Eli (pictured with his kids riding on the 'E' Line) also won the TransitCenter's "Best Local Campaign" award, along with long-time Move LA partners ACT-LA, Investing in Place and a coalition of more than 20 other LA advocacy groups, after they together won a commitment from LA Metro to restore bus service to pre-pandemic levels.
Service cuts at the beginning of the pandemic meant essential workers were putting up with long waits and unpredictable bus arrival times. When Metro received billions of dollars in funding from the federal CARES Act (Coronavirus Aid, Relief, and Economic Security Act) and CRRSSA Act (Coronavirus Response and Relief Supplemental Appropriations Act), advocacy groups brought so much pressure to bear that the Metro board voted to spend some of its money improving service.
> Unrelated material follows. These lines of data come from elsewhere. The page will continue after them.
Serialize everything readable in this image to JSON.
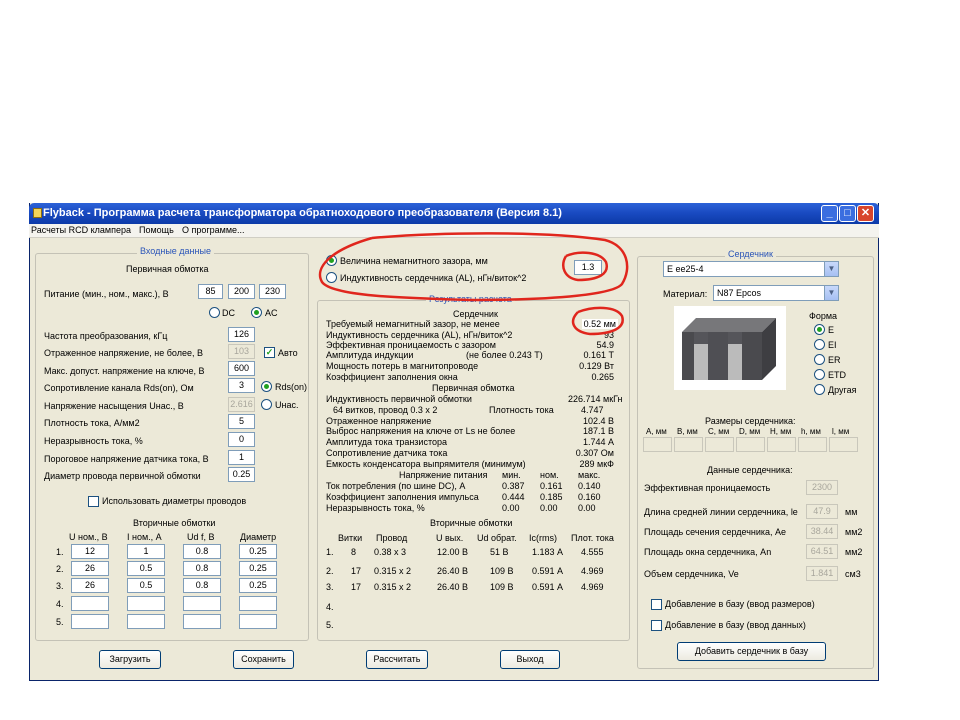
{
  "window": {
    "title": "Flyback - Программа расчета трансформатора обратноходового преобразователя (Версия 8.1)"
  },
  "menu": [
    "Расчеты RCD клампера",
    "Помощь",
    "О программе..."
  ],
  "input": {
    "section_title": "Входные данные",
    "primary_title": "Первичная обмотка",
    "supply": {
      "label": "Питание (мин., ном., макс.), В",
      "min": "85",
      "nom": "200",
      "max": "230"
    },
    "dc_label": "DC",
    "ac_label": "AC",
    "rows": [
      {
        "label": "Частота преобразования, кГц",
        "value": "126"
      },
      {
        "label": "Отраженное напряжение, не более, В",
        "value": "103"
      },
      {
        "label": "Макс. допуст. напряжение на ключе, В",
        "value": "600"
      },
      {
        "label": "Сопротивление канала Rds(on), Ом",
        "value": "3"
      },
      {
        "label": "Напряжение насыщения Uнас., В",
        "value": "2.616"
      },
      {
        "label": "Плотность тока, А/мм2",
        "value": "5"
      },
      {
        "label": "Неразрывность тока, %",
        "value": "0"
      },
      {
        "label": "Пороговое напряжение датчика тока, В",
        "value": "1"
      },
      {
        "label": "Диаметр провода первичной обмотки",
        "value": "0.25"
      }
    ],
    "auto_label": "Авто",
    "rds_label": "Rds(on)",
    "usat_label": "Uнас.",
    "use_diam_label": "Использовать диаметры проводов",
    "secondary_title": "Вторичные обмотки",
    "sec_headers": [
      "U ном., В",
      "I ном., А",
      "Ud f, В",
      "Диаметр"
    ],
    "sec_rows": [
      {
        "n": "1.",
        "u": "12",
        "i": "1",
        "ud": "0.8",
        "d": "0.25"
      },
      {
        "n": "2.",
        "u": "26",
        "i": "0.5",
        "ud": "0.8",
        "d": "0.25"
      },
      {
        "n": "3.",
        "u": "26",
        "i": "0.5",
        "ud": "0.8",
        "d": "0.25"
      },
      {
        "n": "4.",
        "u": "",
        "i": "",
        "ud": "",
        "d": ""
      },
      {
        "n": "5.",
        "u": "",
        "i": "",
        "ud": "",
        "d": ""
      }
    ]
  },
  "mode": {
    "gap_label": "Величина немагнитного зазора, мм",
    "gap_value": "1.3",
    "al_label": "Индуктивность сердечника (AL), нГн/виток^2"
  },
  "results": {
    "title": "Результаты расчета",
    "core_title": "Сердечник",
    "core_rows": [
      {
        "label": "Требуемый немагнитный зазор, не менее",
        "value": "0.52 мм"
      },
      {
        "label": "Индуктивность сердечника (AL), нГн/виток^2",
        "value": "93"
      },
      {
        "label": "Эффективная проницаемость с зазором",
        "value": "54.9"
      },
      {
        "label": "Амплитуда индукции",
        "note": "(не более 0.243 Т)",
        "value": "0.161 Т"
      },
      {
        "label": "Мощность потерь в магнитопроводе",
        "value": "0.129 Вт"
      },
      {
        "label": "Коэффициент заполнения окна",
        "value": "0.265"
      }
    ],
    "primary_title": "Первичная обмотка",
    "primary_inductance_label": "Индуктивность первичной обмотки",
    "primary_inductance_value": "226.714 мкГн",
    "turns_text": "64 витков, провод 0.3 x 2",
    "density_label": "Плотность тока",
    "density_value": "4.747",
    "primary_rows": [
      {
        "label": "Отраженное напряжение",
        "value": "102.4 В"
      },
      {
        "label": "Выброс напряжения на ключе от Ls не более",
        "value": "187.1 В"
      },
      {
        "label": "Амплитуда тока транзистора",
        "value": "1.744 А"
      },
      {
        "label": "Сопротивление датчика тока",
        "value": "0.307 Ом"
      },
      {
        "label": "Емкость конденсатора выпрямителя (минимум)",
        "value": "289 мкФ"
      }
    ],
    "supply_header": {
      "label": "Напряжение питания",
      "min": "мин.",
      "nom": "ном.",
      "max": "макс."
    },
    "supply_rows": [
      {
        "label": "Ток потребления (по шине DC), А",
        "min": "0.387",
        "nom": "0.161",
        "max": "0.140"
      },
      {
        "label": "Коэффициент заполнения импульса",
        "min": "0.444",
        "nom": "0.185",
        "max": "0.160"
      },
      {
        "label": "Неразрывность тока, %",
        "min": "0.00",
        "nom": "0.00",
        "max": "0.00"
      }
    ],
    "secondary_title": "Вторичные обмотки",
    "sec_headers": [
      "Витки",
      "Провод",
      "U вых.",
      "Ud обрат.",
      "Ic(rms)",
      "Плот. тока"
    ],
    "sec_rows": [
      {
        "n": "1.",
        "turns": "8",
        "wire": "0.38 x 3",
        "uout": "12.00 В",
        "ud": "51 В",
        "ic": "1.183 А",
        "j": "4.555"
      },
      {
        "n": "2.",
        "turns": "17",
        "wire": "0.315 x 2",
        "uout": "26.40 В",
        "ud": "109 В",
        "ic": "0.591 А",
        "j": "4.969"
      },
      {
        "n": "3.",
        "turns": "17",
        "wire": "0.315 x 2",
        "uout": "26.40 В",
        "ud": "109 В",
        "ic": "0.591 А",
        "j": "4.969"
      },
      {
        "n": "4.",
        "turns": "",
        "wire": "",
        "uout": "",
        "ud": "",
        "ic": "",
        "j": ""
      },
      {
        "n": "5.",
        "turns": "",
        "wire": "",
        "uout": "",
        "ud": "",
        "ic": "",
        "j": ""
      }
    ]
  },
  "core": {
    "title": "Сердечник",
    "core_value": "E ee25-4",
    "material_label": "Материал:",
    "material_value": "N87 Epcos",
    "shape_label": "Форма",
    "shapes": [
      "E",
      "EI",
      "ER",
      "ETD",
      "Другая"
    ],
    "dims_title": "Размеры сердечника:",
    "dims": [
      "A, мм",
      "B, мм",
      "C, мм",
      "D, мм",
      "H, мм",
      "h, мм",
      "l, мм"
    ],
    "data_title": "Данные сердечника:",
    "data_rows": [
      {
        "label": "Эффективная проницаемость",
        "value": "2300",
        "unit": ""
      },
      {
        "label": "Длина средней линии сердечника, le",
        "value": "47.9",
        "unit": "мм"
      },
      {
        "label": "Площадь сечения сердечника, Ae",
        "value": "38.44",
        "unit": "мм2"
      },
      {
        "label": "Площадь окна сердечника, An",
        "value": "64.51",
        "unit": "мм2"
      },
      {
        "label": "Объем сердечника, Ve",
        "value": "1.841",
        "unit": "см3"
      }
    ],
    "add_dims_label": "Добавление в базу (ввод размеров)",
    "add_data_label": "Добавление в базу (ввод данных)",
    "add_button": "Добавить сердечник в базу"
  },
  "buttons": {
    "load": "Загрузить",
    "save": "Сохранить",
    "calc": "Рассчитать",
    "exit": "Выход"
  },
  "annotation_color": "#e0261d"
}
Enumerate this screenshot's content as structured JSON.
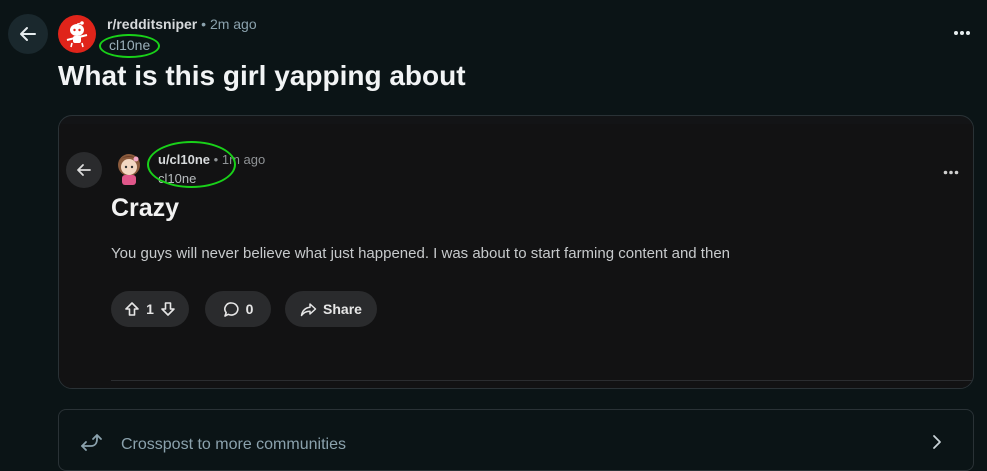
{
  "post": {
    "subreddit": "r/redditsniper",
    "separator": "•",
    "time": "2m ago",
    "author": "cl10ne",
    "title": "What is this girl yapping about"
  },
  "embedded": {
    "user": "u/cl10ne",
    "separator": "•",
    "time": "1m ago",
    "author": "cl10ne",
    "title": "Crazy",
    "body": "You guys will never believe what just happened. I was about to start farming content and then",
    "votes": "1",
    "comments": "0",
    "share_label": "Share"
  },
  "crosspost": {
    "label": "Crosspost to more communities"
  },
  "colors": {
    "background": "#0b1416",
    "highlight_circle": "#19d119",
    "subreddit_avatar": "#e0241a"
  },
  "icons": {
    "back": "arrow-left-icon",
    "more": "more-options-icon",
    "upvote": "upvote-icon",
    "downvote": "downvote-icon",
    "comment": "comment-icon",
    "share": "share-icon",
    "crosspost": "crosspost-icon",
    "chevron": "chevron-right-icon"
  }
}
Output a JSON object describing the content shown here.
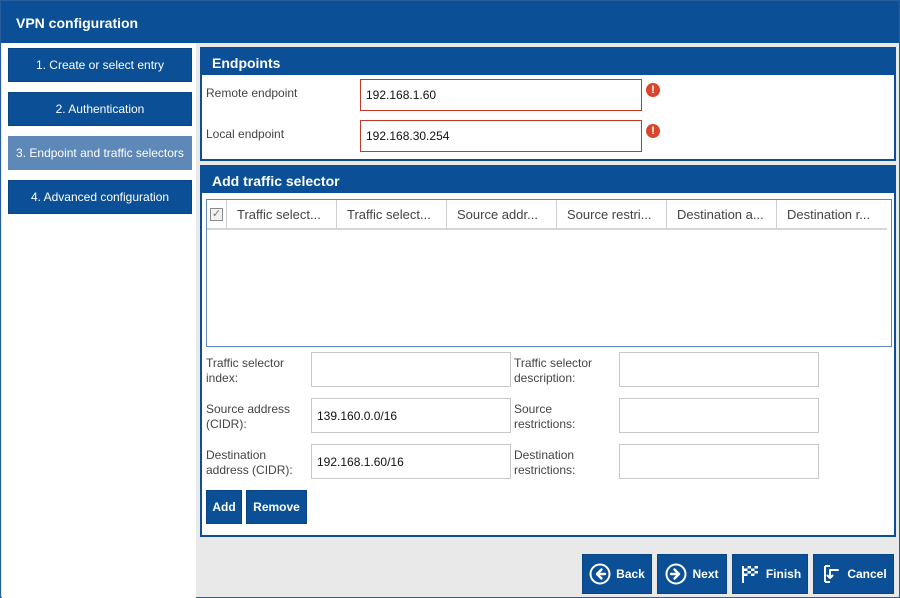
{
  "window": {
    "title": "VPN configuration"
  },
  "sidebar": {
    "items": [
      {
        "label": "1. Create or select entry"
      },
      {
        "label": "2. Authentication"
      },
      {
        "label": "3. Endpoint and traffic selectors"
      },
      {
        "label": "4. Advanced configuration"
      }
    ]
  },
  "endpoints": {
    "title": "Endpoints",
    "remote_label": "Remote endpoint",
    "remote_value": "192.168.1.60",
    "local_label": "Local endpoint",
    "local_value": "192.168.30.254",
    "error_glyph": "!"
  },
  "traffic": {
    "title": "Add traffic selector",
    "columns": [
      "Traffic select...",
      "Traffic select...",
      "Source addr...",
      "Source restri...",
      "Destination a...",
      "Destination r..."
    ],
    "fields": {
      "index_label": "Traffic selector index:",
      "index_value": "",
      "description_label": "Traffic selector description:",
      "description_value": "",
      "source_label": "Source address (CIDR):",
      "source_value": "139.160.0.0/16",
      "source_restr_label": "Source restrictions:",
      "source_restr_value": "",
      "dest_label": "Destination address (CIDR):",
      "dest_value": "192.168.1.60/16",
      "dest_restr_label": "Destination restrictions:",
      "dest_restr_value": ""
    },
    "add_label": "Add",
    "remove_label": "Remove"
  },
  "footer": {
    "back_label": "Back",
    "next_label": "Next",
    "finish_label": "Finish",
    "cancel_label": "Cancel"
  },
  "colors": {
    "primary": "#0b4f96",
    "active_nav": "#5d88b7",
    "error": "#d9462b"
  }
}
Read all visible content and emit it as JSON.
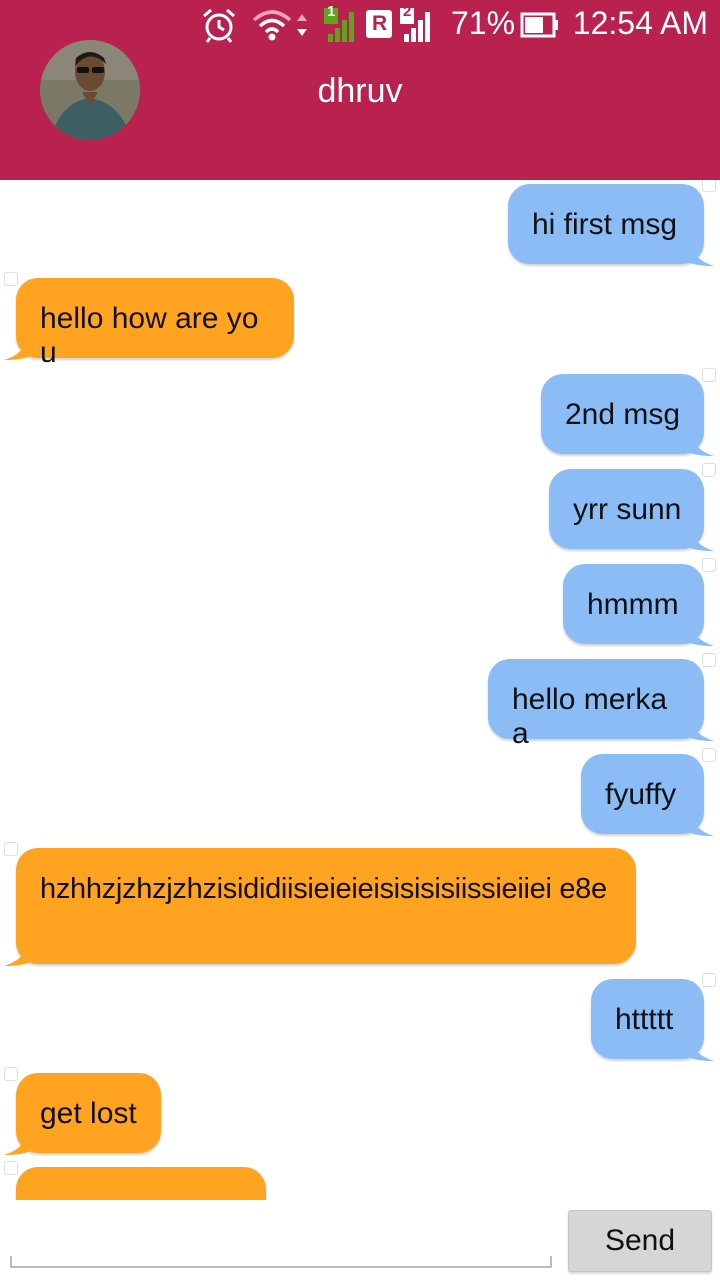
{
  "status_bar": {
    "battery_percent": "71%",
    "time": "12:54 AM",
    "sim1_label": "1",
    "sim2_label": "2",
    "roaming_label": "R",
    "icons": [
      "alarm-icon",
      "wifi-icon",
      "data-arrows-icon",
      "signal-sim1-icon",
      "roaming-icon",
      "signal-sim2-icon",
      "battery-icon"
    ]
  },
  "header": {
    "contact_name": "dhruv",
    "avatar": "contact-avatar"
  },
  "colors": {
    "header": "#b9214f",
    "outgoing_bubble": "#8cbcf6",
    "incoming_bubble": "#ffa320"
  },
  "messages": [
    {
      "direction": "out",
      "text": "hi first msg"
    },
    {
      "direction": "in",
      "text": "hello how are you"
    },
    {
      "direction": "out",
      "text": "2nd msg"
    },
    {
      "direction": "out",
      "text": "yrr sunn"
    },
    {
      "direction": "out",
      "text": "hmmm"
    },
    {
      "direction": "out",
      "text": "hello merkaa"
    },
    {
      "direction": "out",
      "text": "fyuffy"
    },
    {
      "direction": "in",
      "text": "hzhhzjzhzjzhzisididiisieieieisisisisiissieiiei e8e"
    },
    {
      "direction": "out",
      "text": "httttt"
    },
    {
      "direction": "in",
      "text": "get lost"
    },
    {
      "direction": "in",
      "text": ""
    }
  ],
  "composer": {
    "input_value": "",
    "send_label": "Send"
  }
}
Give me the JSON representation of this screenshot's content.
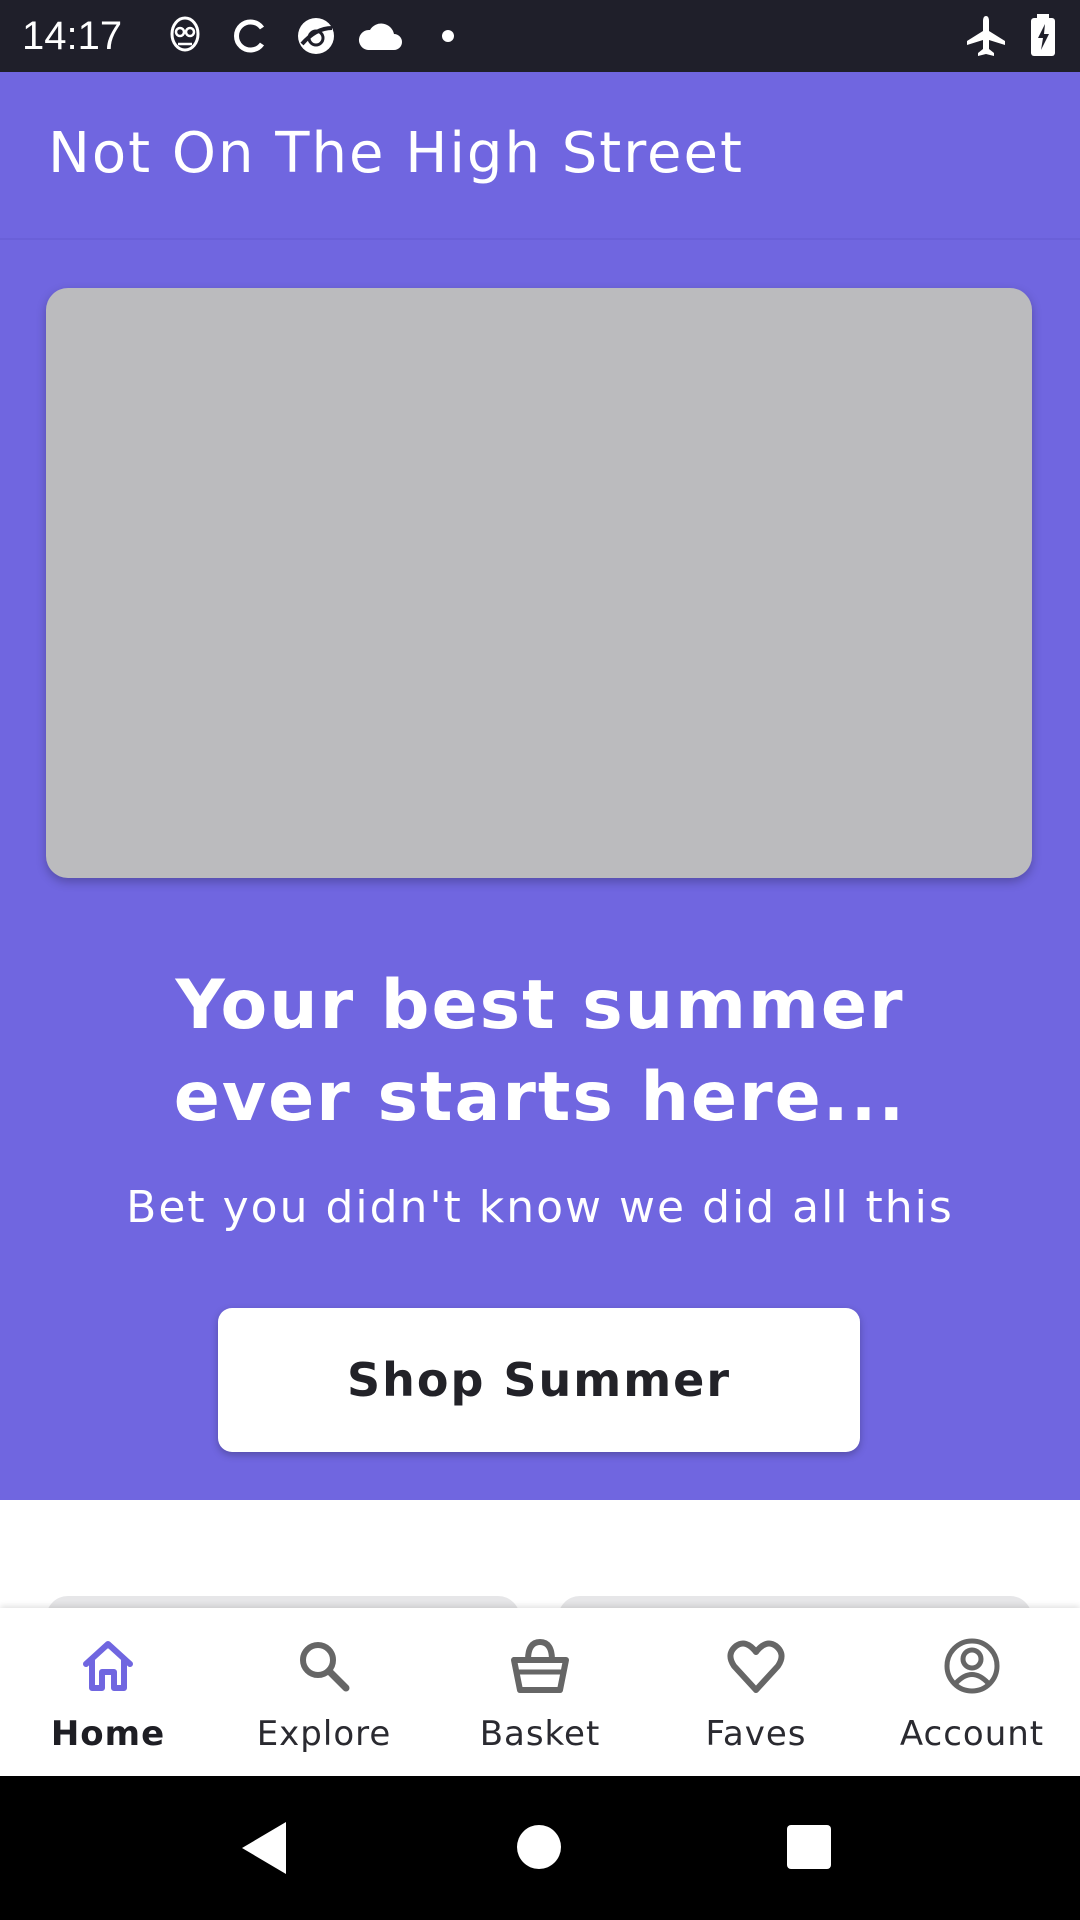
{
  "status_bar": {
    "time": "14:17",
    "icons": [
      "face-mask-icon",
      "sync-icon",
      "globe-icon",
      "cloud-icon",
      "dot-icon"
    ],
    "right_icons": [
      "airplane-icon",
      "battery-charging-icon"
    ]
  },
  "app_bar": {
    "title": "Not On The High Street"
  },
  "hero": {
    "heading_line1": "Your best summer",
    "heading_line2": "ever starts here...",
    "subheading": "Bet you didn't know we did all this",
    "cta_label": "Shop Summer"
  },
  "bottom_nav": {
    "items": [
      {
        "label": "Home",
        "icon": "home-icon",
        "active": true
      },
      {
        "label": "Explore",
        "icon": "search-icon",
        "active": false
      },
      {
        "label": "Basket",
        "icon": "basket-icon",
        "active": false
      },
      {
        "label": "Faves",
        "icon": "heart-icon",
        "active": false
      },
      {
        "label": "Account",
        "icon": "account-icon",
        "active": false
      }
    ]
  },
  "colors": {
    "brand": "#7066e0",
    "status_bar": "#1f1f2a",
    "placeholder": "#bbbbbe",
    "nav_active": "#7066e0",
    "nav_inactive": "#666666"
  }
}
The TransitCenter wrote this was "a testament to the success of years of organizing for better bus service in the region, which led to the ability to mobilize quickly and effectively at the right moment."
Congratulations to our long-time partners ACT-LA and Investing in Place, as their organizing ability was also key to this success.
Unfortunately, once again, there are complaints about long waits and unpredictable service as Metro began collecting fares and Omicron surges, and Move LA is working with advocates and the Metro Board to leverage federal and state resources to prioritize the restoration and expansion of LA Metro bus service. This is where the Mobility Fund's support will be crucial, as well as supporting oversight on the implementation of Metro's Fareless System Initiative.
Move LA will also be working with the South LA Promise Zone (SLATE-Z) to advocate for capital projects that prioritize bus speed and active transportation that benefit low-income riders and communities of color, specifically in South L.A. The top priority for this geographically-based effort is to break ground on Metro's Rail-to-River Project, a 10-mile active transportation pedestrian and bicycle corridor that will connect Southeast and South LA with the Crenshaw 'K' Line, Silver 'J' Line, and Blue 'A' Line.
We are very grateful to these foundations for enabling us and our partners help bus riders during the difficult year of 2021, proving that bus riders and bus advocates can together help ensure a bright future that doesn't require all of us to own cars and contribute to climate change.